On bicycle or foot. Exposed to punishing heat and bitter cold. The near-constant dilemma of where to find shelter and even food. This is what the vast majority of homeless are faced with daily, and it’s doubly difficult for those with pets. Finding a safe, dry environment that’s preferably climate controlled can be near impossible — at least for any real length of time — when you have a dog or cat in tow.
So, where does that leave those without a roof? We did some digging and spoke to some groups that serve as resources for humans and pets about the problem, and this is what we found out. While food sources for humans and pets are fairly plentiful, lodging is scarce. Many are living in their vehicles. Some are couch surfing in temporary situations with family and friends. Both groups are technically considered homeless, but they’re not facing sleeping on the streets, in encampments, or worse.
According to Amber at Cody’s Friends, volunteers have reported a number of encounters, including that of a young hearing-impaired man who lives in his car with his dog. A volunteer helped him late this summer with pet food and booties.
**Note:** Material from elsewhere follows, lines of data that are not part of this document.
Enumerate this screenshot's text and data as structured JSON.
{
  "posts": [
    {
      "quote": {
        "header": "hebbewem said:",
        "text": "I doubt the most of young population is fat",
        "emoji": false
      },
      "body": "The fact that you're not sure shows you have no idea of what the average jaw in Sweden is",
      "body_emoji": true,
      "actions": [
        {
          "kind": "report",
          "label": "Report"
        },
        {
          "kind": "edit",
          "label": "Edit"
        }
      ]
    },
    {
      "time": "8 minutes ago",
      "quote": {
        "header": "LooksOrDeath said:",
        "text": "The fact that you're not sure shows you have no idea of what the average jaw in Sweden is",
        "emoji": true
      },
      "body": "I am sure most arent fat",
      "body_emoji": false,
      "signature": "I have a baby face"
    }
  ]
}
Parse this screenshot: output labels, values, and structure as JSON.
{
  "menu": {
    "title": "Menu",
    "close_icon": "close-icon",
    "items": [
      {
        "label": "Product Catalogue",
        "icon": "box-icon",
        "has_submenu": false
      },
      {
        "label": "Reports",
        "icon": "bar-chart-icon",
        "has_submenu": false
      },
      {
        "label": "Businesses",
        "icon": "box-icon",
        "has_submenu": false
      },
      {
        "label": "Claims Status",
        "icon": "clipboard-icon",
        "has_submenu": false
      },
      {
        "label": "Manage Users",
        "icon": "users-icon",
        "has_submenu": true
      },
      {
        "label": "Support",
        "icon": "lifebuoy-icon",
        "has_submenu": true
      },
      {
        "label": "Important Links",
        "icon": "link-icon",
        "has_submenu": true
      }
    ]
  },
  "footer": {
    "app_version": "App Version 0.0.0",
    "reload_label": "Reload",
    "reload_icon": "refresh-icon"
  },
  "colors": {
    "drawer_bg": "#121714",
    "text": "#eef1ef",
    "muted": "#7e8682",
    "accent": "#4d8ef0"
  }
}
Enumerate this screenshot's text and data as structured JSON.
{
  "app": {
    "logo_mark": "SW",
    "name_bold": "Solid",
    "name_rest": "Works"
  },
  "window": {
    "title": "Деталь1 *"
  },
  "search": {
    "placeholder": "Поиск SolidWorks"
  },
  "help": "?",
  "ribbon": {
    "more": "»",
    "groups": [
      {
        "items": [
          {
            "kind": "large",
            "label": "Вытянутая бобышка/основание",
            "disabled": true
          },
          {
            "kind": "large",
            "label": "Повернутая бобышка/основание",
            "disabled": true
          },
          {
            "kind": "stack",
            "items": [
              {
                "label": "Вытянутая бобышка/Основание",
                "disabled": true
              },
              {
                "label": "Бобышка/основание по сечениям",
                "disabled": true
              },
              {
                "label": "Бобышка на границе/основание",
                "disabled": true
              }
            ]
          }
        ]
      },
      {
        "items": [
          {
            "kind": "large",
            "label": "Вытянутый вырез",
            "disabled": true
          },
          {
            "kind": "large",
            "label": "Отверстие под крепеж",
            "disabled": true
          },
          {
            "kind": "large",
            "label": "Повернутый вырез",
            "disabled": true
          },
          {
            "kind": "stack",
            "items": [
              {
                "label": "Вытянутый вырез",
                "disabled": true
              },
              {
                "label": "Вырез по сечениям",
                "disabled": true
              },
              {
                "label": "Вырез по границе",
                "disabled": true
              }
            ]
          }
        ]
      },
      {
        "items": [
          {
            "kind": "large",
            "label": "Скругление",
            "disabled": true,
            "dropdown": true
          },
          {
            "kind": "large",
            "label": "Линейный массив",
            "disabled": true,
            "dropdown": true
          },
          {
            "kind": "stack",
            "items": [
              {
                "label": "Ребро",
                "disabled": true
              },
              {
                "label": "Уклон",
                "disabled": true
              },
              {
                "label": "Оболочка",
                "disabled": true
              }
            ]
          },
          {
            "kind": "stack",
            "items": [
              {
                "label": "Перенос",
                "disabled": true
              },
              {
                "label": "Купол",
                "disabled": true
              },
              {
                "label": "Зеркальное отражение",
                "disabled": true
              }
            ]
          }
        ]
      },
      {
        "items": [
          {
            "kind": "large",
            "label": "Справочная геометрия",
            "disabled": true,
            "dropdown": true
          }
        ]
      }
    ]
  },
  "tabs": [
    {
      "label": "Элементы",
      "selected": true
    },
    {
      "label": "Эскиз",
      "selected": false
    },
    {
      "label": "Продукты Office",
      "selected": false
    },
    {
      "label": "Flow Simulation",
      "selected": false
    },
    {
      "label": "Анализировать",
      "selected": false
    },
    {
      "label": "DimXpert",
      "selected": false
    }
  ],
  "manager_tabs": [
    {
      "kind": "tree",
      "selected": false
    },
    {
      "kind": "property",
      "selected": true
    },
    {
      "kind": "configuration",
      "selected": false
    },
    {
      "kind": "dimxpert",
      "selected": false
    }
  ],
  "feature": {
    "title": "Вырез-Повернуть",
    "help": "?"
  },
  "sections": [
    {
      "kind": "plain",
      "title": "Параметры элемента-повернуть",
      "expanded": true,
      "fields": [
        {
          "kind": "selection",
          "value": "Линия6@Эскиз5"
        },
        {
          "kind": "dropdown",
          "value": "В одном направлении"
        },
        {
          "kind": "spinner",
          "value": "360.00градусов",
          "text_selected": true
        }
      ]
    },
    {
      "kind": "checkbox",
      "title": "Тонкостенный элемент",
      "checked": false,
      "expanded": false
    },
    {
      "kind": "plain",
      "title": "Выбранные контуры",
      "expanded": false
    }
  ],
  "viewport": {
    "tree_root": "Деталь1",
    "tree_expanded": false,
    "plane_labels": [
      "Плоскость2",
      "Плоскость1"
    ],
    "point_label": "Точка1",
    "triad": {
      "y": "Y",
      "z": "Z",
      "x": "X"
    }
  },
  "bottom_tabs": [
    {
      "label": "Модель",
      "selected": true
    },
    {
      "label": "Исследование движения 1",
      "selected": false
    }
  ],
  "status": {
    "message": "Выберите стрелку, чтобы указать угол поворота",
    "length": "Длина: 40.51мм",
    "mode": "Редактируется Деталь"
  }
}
Now he comes to Cody’s Friends and gets what he needs. Another case involved a very young woman who had sought shelter beneath a bridge within sight of the facility with a Chihuahua puppy. She approached the warehouse in search of food for her dog and was so exhausted that she fell asleep inside, likely feeling safe enough to close her eyes to rest for the first time in a while. Neither wanted anything more than assistance for their pets — which speaks volumes. Fact: most people will try to meet their pets’ needs before their own.
On the flip side, one woman told volunteers that she wanted to get off the streets and of applying at McDonald’s. She noted her clean appearance, but they wouldn’t hire her because she doesn’t have a permanent address, a common sticking point for people trying to get back on their feet. Another of the women had a good job and lost it. That’s how she ended up in her present predicament. Both want off the street. They’re not choosing to live there.
One shelter for women with pets we’re aware of is Sister Jose’s Women’s Center, located at 1050 S. Park Ave, Tucson 85719. Their number is (520) 909-3905 or email@example.com. We spoke with them, and they informed us they’ll take women with dogs or cats, but they must be vaccinated and controllable for safety’s sake.
For men, there’s the Primavera Foundation Men’s Shelter at 200 E. Benson Hwy, Tucson 85713. Frequently cited as among the best by guests, they’re only accepting service dogs at this time. They do offer Go Kits for dogs Wednesdays 10:30a–12:30p with pet food, collapsible bowls, leashes, collars, booties, and other basic supplies. Their number is (520) 623-4300 or primavera.org/.
For veterinary care, there’s also Woofs without Roofs. Every second Sunday of the month at the Z Mansion in downtown Tucson they organize a free veterinarian clinic to provide medical care for pets of the homeless. The Paw Vet Center can help with other medical needs.
And finally, to put everything into perspective, Leanna Taylor, executive director of The Arizona Pet Project in Maricopa County, wrote a comprehensive piece on the subject that everyone should read. https://dtphx.org/2021/06/03/
While The Arizona Pet Project currently operates within Maricopa County, we are very open to the possibility of providing support and services in the Pima County region. Funding is needed, though. The organization is also pursuing state-wide grants to support veterans with their pet-related needs, particularly related to homelessness and rapid rehousing. 602-882-8627 or firstname.lastname@example.org
This is the time of year when people need help the most. If you can, please consider reaching out to one of Tucson’s shelter or aid resources to see how you can make a difference in the lives of animals and their humans.